Ashish Goel: The topic for publication must be the topic that interests you. You cannot be interested in tax law and then choose to write on the insolvency and bankruptcy code. So, the first important step to writing an article is identifying your area of interest. I am glad you asked me about topic selection because I feel that law schools are not doing enough to help students. Students are seldom required to choose topics on their own. This needs to change. The easiest way to select a topic is to read what is in the news. Anything that is topical is worth writing about. But it is important to understand that writing for the sake of writing will not take you far. Your writing must aim at providing answers to difficult questions or questions for which there are no answers. One way to write an opinion piece, for instance, is to frame the topic in the form of a question and then you provide the answer in the article. Ask yourself: is this an important question and is the question worth asking? Has the question not been already answered? Are the existing answers satisfactory? The more you read the better you will be at writing. You must read the opinion pages of at least two newspapers every day. A good writer is also a good researcher, so it is important to develop your research skills. There is no place for ignorance in legal writing and you must always keep this in mind.
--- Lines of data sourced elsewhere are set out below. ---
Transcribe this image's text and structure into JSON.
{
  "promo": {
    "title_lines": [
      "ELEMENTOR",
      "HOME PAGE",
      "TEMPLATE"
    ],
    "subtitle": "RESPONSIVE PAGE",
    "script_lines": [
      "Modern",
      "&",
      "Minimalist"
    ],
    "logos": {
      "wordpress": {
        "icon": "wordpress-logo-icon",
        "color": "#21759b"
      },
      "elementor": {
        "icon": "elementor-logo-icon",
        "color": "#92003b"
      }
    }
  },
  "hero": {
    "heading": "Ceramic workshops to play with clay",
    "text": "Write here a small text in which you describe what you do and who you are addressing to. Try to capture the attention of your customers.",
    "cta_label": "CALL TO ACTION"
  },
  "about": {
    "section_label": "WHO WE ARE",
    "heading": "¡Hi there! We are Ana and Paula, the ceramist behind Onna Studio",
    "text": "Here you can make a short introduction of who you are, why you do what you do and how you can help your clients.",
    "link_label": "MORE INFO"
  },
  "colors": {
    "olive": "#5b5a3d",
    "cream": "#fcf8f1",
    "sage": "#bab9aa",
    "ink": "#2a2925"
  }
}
Sannidhi Buch: What other advice would you like to give to students who are struggling to find their area of interest?
Ashish Goel: I was once told by my senior that a lawyer should pursue career in a subject that interests her. That would mean that she can wake up in the middle of the night and start working, if necessary. Money is important but after a certain period you will get bored because you are not passionate about what you are doing. Finding an area of interest is difficult and takes time. Expose yourself to different areas of law in whichever manner you can. You are not doing it right if someone else is telling you what areas of law you should be or ought to be interested in.